The entries below must be reproduced exactly; their pictures are not part of the copy.

### Data provided

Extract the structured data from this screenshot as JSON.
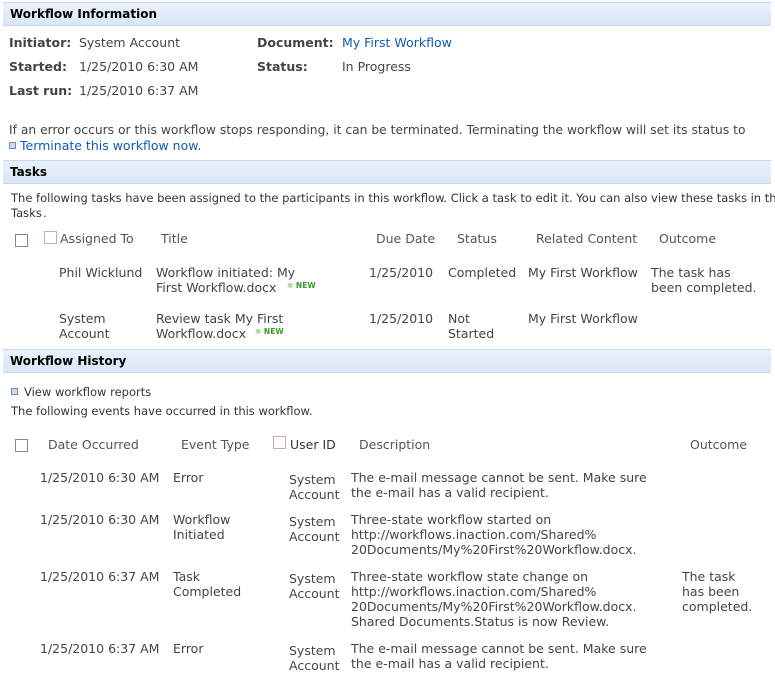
{
  "workflow_info": {
    "header": "Workflow Information",
    "initiator_label": "Initiator:",
    "initiator": "System Account",
    "document_label": "Document:",
    "document": "My First Workflow",
    "started_label": "Started:",
    "started": "1/25/2010 6:30 AM",
    "status_label": "Status:",
    "status": "In Progress",
    "lastrun_label": "Last run:",
    "lastrun": "1/25/2010 6:37 AM",
    "error_text": "If an error occurs or this workflow stops responding, it can be terminated. Terminating the workflow will set its status to",
    "terminate_link": "Terminate this workflow now."
  },
  "tasks": {
    "header": "Tasks",
    "intro": "The following tasks have been assigned to the participants in this workflow. Click a task to edit it. You can also view these tasks in the list",
    "tasks_link": "Tasks",
    "columns": [
      "Assigned To",
      "Title",
      "Due Date",
      "Status",
      "Related Content",
      "Outcome"
    ],
    "rows": [
      {
        "assigned": [
          "Phil Wicklund"
        ],
        "title": [
          "Workflow initiated: My",
          "First Workflow.docx"
        ],
        "due": "1/25/2010",
        "status": [
          "Completed"
        ],
        "related": "My First Workflow",
        "outcome": [
          "The task has",
          "been completed."
        ]
      },
      {
        "assigned": [
          "System",
          "Account"
        ],
        "title": [
          "Review task My First",
          "Workflow.docx"
        ],
        "due": "1/25/2010",
        "status": [
          "Not",
          "Started"
        ],
        "related": "My First Workflow",
        "outcome": []
      }
    ],
    "new_badge": "NEW"
  },
  "history": {
    "header": "Workflow History",
    "reports_link": "View workflow reports",
    "intro": "The following events have occurred in this workflow.",
    "columns": [
      "Date Occurred",
      "Event Type",
      "User ID",
      "Description",
      "Outcome"
    ],
    "rows": [
      {
        "date": "1/25/2010 6:30 AM",
        "event": [
          "Error"
        ],
        "user": [
          "System",
          "Account"
        ],
        "desc": [
          {
            "t": "The e-mail message cannot be sent. Make sure",
            "link": false
          },
          {
            "t": "the e-mail has a valid recipient.",
            "link": false
          }
        ],
        "outcome": []
      },
      {
        "date": "1/25/2010 6:30 AM",
        "event": [
          "Workflow",
          "Initiated"
        ],
        "user": [
          "System",
          "Account"
        ],
        "desc": [
          {
            "t": "Three-state workflow started on",
            "link": false
          },
          {
            "t": "http://workflows.inaction.com/Shared%",
            "link": true
          },
          {
            "t": "20Documents/My%20First%20Workflow.docx.",
            "link": true
          }
        ],
        "outcome": []
      },
      {
        "date": "1/25/2010 6:37 AM",
        "event": [
          "Task",
          "Completed"
        ],
        "user": [
          "System",
          "Account"
        ],
        "desc": [
          {
            "t": "Three-state workflow state change on",
            "link": false
          },
          {
            "t": "http://workflows.inaction.com/Shared%",
            "link": true
          },
          {
            "t": "20Documents/My%20First%20Workflow.docx.",
            "link": true
          },
          {
            "t": "Shared Documents.Status is now Review.",
            "link": false
          }
        ],
        "outcome": [
          "The task",
          "has been",
          "completed."
        ]
      },
      {
        "date": "1/25/2010 6:37 AM",
        "event": [
          "Error"
        ],
        "user": [
          "System",
          "Account"
        ],
        "desc": [
          {
            "t": "The e-mail message cannot be sent. Make sure",
            "link": false
          },
          {
            "t": "the e-mail has a valid recipient.",
            "link": false
          }
        ],
        "outcome": []
      }
    ]
  }
}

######

Result for this task.
Extract the structured data from this screenshot as JSON.
{
  "workflow_info": {
    "header": "Workflow Information",
    "initiator_label": "Initiator:",
    "initiator": "System Account",
    "document_label": "Document:",
    "document": "My First Workflow",
    "started_label": "Started:",
    "started": "1/25/2010 6:30 AM",
    "status_label": "Status:",
    "status": "In Progress",
    "lastrun_label": "Last run:",
    "lastrun": "1/25/2010 6:37 AM",
    "error_text": "If an error occurs or this workflow stops responding, it can be terminated. Terminating the workflow will set its status to",
    "terminate_link": "Terminate this workflow now."
  },
  "tasks": {
    "header": "Tasks",
    "intro": "The following tasks have been assigned to the participants in this workflow. Click a task to edit it. You can also view these tasks in the list",
    "tasks_link": "Tasks",
    "columns": [
      "Assigned To",
      "Title",
      "Due Date",
      "Status",
      "Related Content",
      "Outcome"
    ],
    "rows": [
      {
        "assigned": [
          "Phil Wicklund"
        ],
        "title": [
          "Workflow initiated: My",
          "First Workflow.docx"
        ],
        "due": "1/25/2010",
        "status": [
          "Completed"
        ],
        "related": "My First Workflow",
        "outcome": [
          "The task has",
          "been completed."
        ]
      },
      {
        "assigned": [
          "System",
          "Account"
        ],
        "title": [
          "Review task My First",
          "Workflow.docx"
        ],
        "due": "1/25/2010",
        "status": [
          "Not",
          "Started"
        ],
        "related": "My First Workflow",
        "outcome": []
      }
    ],
    "new_badge": "NEW"
  },
  "history": {
    "header": "Workflow History",
    "reports_link": "View workflow reports",
    "intro": "The following events have occurred in this workflow.",
    "columns": [
      "Date Occurred",
      "Event Type",
      "User ID",
      "Description",
      "Outcome"
    ],
    "rows": [
      {
        "date": "1/25/2010 6:30 AM",
        "event": [
          "Error"
        ],
        "user": [
          "System",
          "Account"
        ],
        "desc": [
          {
            "t": "The e-mail message cannot be sent. Make sure",
            "link": false
          },
          {
            "t": "the e-mail has a valid recipient.",
            "link": false
          }
        ],
        "outcome": []
      },
      {
        "date": "1/25/2010 6:30 AM",
        "event": [
          "Workflow",
          "Initiated"
        ],
        "user": [
          "System",
          "Account"
        ],
        "desc": [
          {
            "t": "Three-state workflow started on",
            "link": false
          },
          {
            "t": "http://workflows.inaction.com/Shared%",
            "link": true
          },
          {
            "t": "20Documents/My%20First%20Workflow.docx.",
            "link": true
          }
        ],
        "outcome": []
      },
      {
        "date": "1/25/2010 6:37 AM",
        "event": [
          "Task",
          "Completed"
        ],
        "user": [
          "System",
          "Account"
        ],
        "desc": [
          {
            "t": "Three-state workflow state change on",
            "link": false
          },
          {
            "t": "http://workflows.inaction.com/Shared%",
            "link": true
          },
          {
            "t": "20Documents/My%20First%20Workflow.docx.",
            "link": true
          },
          {
            "t": "Shared Documents.Status is now Review.",
            "link": false
          }
        ],
        "outcome": [
          "The task",
          "has been",
          "completed."
        ]
      },
      {
        "date": "1/25/2010 6:37 AM",
        "event": [
          "Error"
        ],
        "user": [
          "System",
          "Account"
        ],
        "desc": [
          {
            "t": "The e-mail message cannot be sent. Make sure",
            "link": false
          },
          {
            "t": "the e-mail has a valid recipient.",
            "link": false
          }
        ],
        "outcome": []
      }
    ]
  }
}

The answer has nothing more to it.